Block one: Shedding for 10 cows; chaff house; stabling for 9 horses; 4 loose boxes;barn;2 calf places; harness room; yard shed; carriage house; cart shed; workshop ;lofts; 2 fowl houses; pig sty; 4-bay wagon hovel; lock-up drophouse.
Block two: Block of buildings in Harrisons Yard with shedding for 7 cows; 4 horse stable; barn and granary; loose box; piggeries; 2 sheds.
Owners: - John Stone (m Mary Parnham) pre 1743
( *Information taken from: Richard Bennett, ‘Short History of B-o-S’ - Lands Awarded under Enclosure Act in 1763 )
-Thomas Parnham Stone 1846 (Business Directory), 1851(C) 1861(C)
- Joseph Johnson 1871 C 290 acres/ 1881 C 436 acres/ 1891 C
- Alfred Lockwood 1911 – 1928 (Farm on market 1921C)

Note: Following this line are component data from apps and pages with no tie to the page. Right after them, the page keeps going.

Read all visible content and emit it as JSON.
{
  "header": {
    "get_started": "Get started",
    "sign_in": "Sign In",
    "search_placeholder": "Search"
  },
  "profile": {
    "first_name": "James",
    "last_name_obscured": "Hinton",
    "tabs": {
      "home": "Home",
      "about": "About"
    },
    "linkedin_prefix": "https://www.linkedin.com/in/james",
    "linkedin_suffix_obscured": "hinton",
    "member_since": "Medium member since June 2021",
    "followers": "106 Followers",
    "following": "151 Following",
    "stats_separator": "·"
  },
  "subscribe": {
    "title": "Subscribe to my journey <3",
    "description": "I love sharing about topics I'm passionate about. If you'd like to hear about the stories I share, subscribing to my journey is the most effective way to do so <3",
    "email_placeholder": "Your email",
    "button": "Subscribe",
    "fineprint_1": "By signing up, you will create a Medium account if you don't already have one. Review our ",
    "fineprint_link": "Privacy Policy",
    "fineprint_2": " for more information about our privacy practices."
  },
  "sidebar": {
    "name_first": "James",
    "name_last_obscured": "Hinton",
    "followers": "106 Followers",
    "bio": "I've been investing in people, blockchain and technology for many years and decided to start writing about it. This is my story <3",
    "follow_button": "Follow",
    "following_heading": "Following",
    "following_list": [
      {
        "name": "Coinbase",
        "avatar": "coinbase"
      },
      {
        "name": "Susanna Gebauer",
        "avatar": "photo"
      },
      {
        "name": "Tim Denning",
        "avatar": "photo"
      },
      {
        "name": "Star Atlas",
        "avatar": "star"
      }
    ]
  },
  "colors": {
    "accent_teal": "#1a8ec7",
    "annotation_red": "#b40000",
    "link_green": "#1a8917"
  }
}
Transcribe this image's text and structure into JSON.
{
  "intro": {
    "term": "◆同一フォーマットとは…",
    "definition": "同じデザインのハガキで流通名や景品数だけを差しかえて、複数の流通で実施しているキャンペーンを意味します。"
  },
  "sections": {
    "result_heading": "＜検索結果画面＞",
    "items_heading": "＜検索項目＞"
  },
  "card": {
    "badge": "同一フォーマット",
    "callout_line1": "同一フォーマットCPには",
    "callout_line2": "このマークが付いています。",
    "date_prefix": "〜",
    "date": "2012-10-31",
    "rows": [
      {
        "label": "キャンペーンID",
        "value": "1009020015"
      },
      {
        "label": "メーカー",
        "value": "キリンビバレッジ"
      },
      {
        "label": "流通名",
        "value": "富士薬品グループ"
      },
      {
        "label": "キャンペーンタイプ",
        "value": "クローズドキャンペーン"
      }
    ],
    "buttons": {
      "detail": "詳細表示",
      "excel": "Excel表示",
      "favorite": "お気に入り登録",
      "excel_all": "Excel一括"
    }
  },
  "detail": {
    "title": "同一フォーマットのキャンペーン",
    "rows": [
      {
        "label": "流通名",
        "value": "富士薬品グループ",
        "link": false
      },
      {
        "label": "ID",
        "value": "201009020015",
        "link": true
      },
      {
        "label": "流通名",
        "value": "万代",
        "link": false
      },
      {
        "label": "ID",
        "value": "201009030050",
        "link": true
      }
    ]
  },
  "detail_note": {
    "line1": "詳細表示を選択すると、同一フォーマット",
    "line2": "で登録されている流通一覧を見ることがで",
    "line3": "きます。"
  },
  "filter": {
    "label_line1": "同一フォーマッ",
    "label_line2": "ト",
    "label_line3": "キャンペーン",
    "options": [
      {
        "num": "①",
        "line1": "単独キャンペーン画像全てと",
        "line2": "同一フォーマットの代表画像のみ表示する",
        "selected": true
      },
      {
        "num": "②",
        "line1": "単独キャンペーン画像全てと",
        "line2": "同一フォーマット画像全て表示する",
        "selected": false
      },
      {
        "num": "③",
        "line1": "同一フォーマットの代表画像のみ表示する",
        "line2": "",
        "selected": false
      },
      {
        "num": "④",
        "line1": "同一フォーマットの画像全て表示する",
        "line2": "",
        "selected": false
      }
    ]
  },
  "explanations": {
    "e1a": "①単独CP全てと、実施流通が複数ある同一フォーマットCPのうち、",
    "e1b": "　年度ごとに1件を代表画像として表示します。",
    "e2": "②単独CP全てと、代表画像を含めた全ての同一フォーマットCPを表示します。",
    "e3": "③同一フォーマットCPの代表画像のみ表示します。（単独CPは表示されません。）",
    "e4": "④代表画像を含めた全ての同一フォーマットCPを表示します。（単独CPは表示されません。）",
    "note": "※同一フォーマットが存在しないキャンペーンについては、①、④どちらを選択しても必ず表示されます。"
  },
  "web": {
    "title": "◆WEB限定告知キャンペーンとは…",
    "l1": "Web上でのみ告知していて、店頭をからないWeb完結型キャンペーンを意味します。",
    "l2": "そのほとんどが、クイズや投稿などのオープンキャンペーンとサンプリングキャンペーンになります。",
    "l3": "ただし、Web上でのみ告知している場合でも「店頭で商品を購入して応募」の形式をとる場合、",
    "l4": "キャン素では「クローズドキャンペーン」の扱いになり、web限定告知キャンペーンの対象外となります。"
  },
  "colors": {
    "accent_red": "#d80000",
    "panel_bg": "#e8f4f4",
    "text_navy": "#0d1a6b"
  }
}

- Emily & Clara Lockwood 1928
- John Leonard Hyman 1945/6
- Alfred & Clara Kimber 1946 - 1962(approx)
The farm and farmhouse was sold for building land to Jelson Ltd in approximately 1962. The farmhouse and its buildings were demolished resulting in all the land being used for housing and the creation of the Beaumont Road Estate. The only remaining building is a stone built cowshed/stable which was converted into a bungalow and is still in existence,
During the time the farm was run by the Stone family it consisted of 140 acres with 3 permanent labourers and 3 house servants. Thomas Farnham Stone was a sheep breeder of note. In 1843 he won two 1st prizes for sheep at the Royal Agricultural Show held in Derby. In 1851, he had 5 servants working at the farm.
Under the farmship of Alfred Kimber, the land stretched from North Street to Strancliffe Lane. The land use was mainly pastoral, animal housing and crops. The crops were corn, wheat potatoes etc and ‘Little Worm Field’ was used for the cultivation of vegetable crops, including beans, beetroot, cabbage etc. The milking herd was Friesian with the addition of a Friesian Bull. Other animal stock included sheep; pigs; poultry; dogs and racing pigeons.
The farmhouse (as illustrated below) was a substantially-built, elegant building, built in approximately the late 18C/early 19C . It stood well back from North Street, fronted by a large lawn, gardens and fir trees.
The house consisted of several reception rooms, including a panelled lounge; large kitchen/diner with fire ranges; hallway with 2 staircases off (one of which was originally for use by the maids). Upstairs were 6 bedrooms and bathroom. Adjoined to the rear of the house was a tiled Dairy and a wash-house with 2 coppers, plus a Workers’ Room with sink. The Maids Quarters were above the wash-house, accessed by an outside staircase.
Immediately at the rear of the house was the Stackyard, Paddock and an orchard, whilst alongside to the right - running adjacent to North Street, were the farm buildings including Crew-yard; Bull Pen; Cowsheds; Calf Pens; Milking Parlour, and a very large Barn.
Rectory Farm Artist Impression of Rectory Farm